R.U.R. was translated from Czech into English by Paul Selver and adapted for the stage in English by Nigel Playfair in 1923. Selver's translation abridged the play and eliminated a character, a robot named "Damon".[18] In April 1923 Basil Dean produced R.U.R. for the Reandean Company at St Martin's Theatre, London.[19]

The American première was at the Garrick Theatre in New York City in October 1922, where it ran for 184 performances, a production in which Spencer Tracy and Pat O'Brien played robots in their Broadway debuts.[20]

It also played in Chicago and Los Angeles during 1923.[21] In the late 1930s, the play was staged in the U.S. by the Federal Theatre Project's Marionette Theatre in New York.

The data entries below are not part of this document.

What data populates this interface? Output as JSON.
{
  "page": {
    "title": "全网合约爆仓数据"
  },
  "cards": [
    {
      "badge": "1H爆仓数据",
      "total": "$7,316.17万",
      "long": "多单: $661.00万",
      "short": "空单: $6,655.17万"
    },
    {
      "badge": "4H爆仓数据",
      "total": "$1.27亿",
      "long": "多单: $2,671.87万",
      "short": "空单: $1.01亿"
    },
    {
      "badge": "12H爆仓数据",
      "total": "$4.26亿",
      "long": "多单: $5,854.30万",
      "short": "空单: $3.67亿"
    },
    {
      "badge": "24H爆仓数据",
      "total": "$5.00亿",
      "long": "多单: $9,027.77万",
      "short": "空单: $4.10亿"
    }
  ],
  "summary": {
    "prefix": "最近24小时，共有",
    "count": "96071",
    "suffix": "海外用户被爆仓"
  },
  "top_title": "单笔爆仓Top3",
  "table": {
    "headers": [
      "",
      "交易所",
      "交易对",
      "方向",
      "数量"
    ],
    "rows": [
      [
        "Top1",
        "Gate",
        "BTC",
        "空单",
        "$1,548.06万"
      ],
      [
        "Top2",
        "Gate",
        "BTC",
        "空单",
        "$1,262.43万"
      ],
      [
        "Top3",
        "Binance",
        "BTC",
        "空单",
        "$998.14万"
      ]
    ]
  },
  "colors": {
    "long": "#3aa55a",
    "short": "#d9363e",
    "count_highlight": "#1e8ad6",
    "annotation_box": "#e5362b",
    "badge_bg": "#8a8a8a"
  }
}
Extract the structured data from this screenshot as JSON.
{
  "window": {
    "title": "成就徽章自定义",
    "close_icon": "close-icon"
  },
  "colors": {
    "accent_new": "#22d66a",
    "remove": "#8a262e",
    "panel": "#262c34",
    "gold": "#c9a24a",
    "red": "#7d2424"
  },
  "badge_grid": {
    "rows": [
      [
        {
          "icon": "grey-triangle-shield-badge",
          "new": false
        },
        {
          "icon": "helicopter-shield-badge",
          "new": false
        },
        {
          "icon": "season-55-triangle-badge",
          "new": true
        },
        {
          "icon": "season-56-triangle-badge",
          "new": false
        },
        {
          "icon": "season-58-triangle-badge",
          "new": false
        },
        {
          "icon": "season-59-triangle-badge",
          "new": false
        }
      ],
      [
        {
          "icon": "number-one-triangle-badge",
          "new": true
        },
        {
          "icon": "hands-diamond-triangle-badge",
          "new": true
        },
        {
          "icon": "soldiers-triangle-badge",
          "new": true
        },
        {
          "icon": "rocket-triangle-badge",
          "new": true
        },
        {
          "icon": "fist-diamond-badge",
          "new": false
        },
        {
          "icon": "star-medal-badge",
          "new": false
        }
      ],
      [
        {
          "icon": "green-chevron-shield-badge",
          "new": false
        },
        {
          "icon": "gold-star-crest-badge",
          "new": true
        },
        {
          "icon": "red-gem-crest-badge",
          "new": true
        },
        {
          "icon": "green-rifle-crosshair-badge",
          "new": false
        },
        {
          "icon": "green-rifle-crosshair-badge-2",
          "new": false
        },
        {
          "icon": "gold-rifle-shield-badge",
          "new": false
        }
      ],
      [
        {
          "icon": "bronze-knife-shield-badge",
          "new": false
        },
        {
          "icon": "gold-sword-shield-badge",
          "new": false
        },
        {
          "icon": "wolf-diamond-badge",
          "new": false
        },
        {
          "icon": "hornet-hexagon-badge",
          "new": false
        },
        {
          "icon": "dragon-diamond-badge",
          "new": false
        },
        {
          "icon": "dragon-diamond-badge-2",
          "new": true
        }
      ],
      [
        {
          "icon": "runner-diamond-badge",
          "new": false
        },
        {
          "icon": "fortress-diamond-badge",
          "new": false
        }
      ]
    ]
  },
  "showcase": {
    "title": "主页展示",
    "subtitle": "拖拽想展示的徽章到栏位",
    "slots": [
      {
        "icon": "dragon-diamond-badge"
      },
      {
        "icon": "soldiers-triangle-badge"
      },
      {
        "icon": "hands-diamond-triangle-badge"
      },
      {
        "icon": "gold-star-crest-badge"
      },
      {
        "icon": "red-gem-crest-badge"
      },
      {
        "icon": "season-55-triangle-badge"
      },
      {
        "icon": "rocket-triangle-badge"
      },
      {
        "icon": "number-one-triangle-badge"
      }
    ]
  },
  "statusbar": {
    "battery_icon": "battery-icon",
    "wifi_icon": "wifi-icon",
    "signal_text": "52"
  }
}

In 1989, a new, unabridged translation by Claudia Novack-Jones restored the elements of the play eliminated by Selver.[18][22] Another unabridged translation was produced by Peter Majer and Cathy Porter for Methuen Drama in 1999.[17]

Reviewing the New York production of R.U.R., The Forum magazine described the play as "thought-provoking" and "a highly original thriller".[23] John Clute has lauded R.U.R. as "a play of exorbitant wit and almost demonic energy" and lists the play as one of the "classic titles" of inter-war science fiction.[24] Luciano Floridi has described the play thus: "Philosophically rich and controversial, R.U.R. was unanimously acknowledged as a masterpiece from its first appearance, and has become a classic of technologically dystopian literature."[25] Jarka M. Burien called R.U.R. a "theatrically effective, prototypal sci-fi melodrama".[9]

On the other hand, Isaac Asimov, author of the Robot series of books and creator of the Three Laws of Robotics, stated: "Capek's play is, in my own opinion, a terribly bad one, but it is immortal for that one word. It contributed the word 'robot' not only to English but, through English, to all the languages in which science fiction is now written."[4] In fact, Asimov's "Laws of Robotics" are specifically and explicitly designed to prevent the kind of situation depicted in R.U.R. – since Asimov's Robots are created with a built-in total inhibition against harming human beings or disobeying them.

Informational notes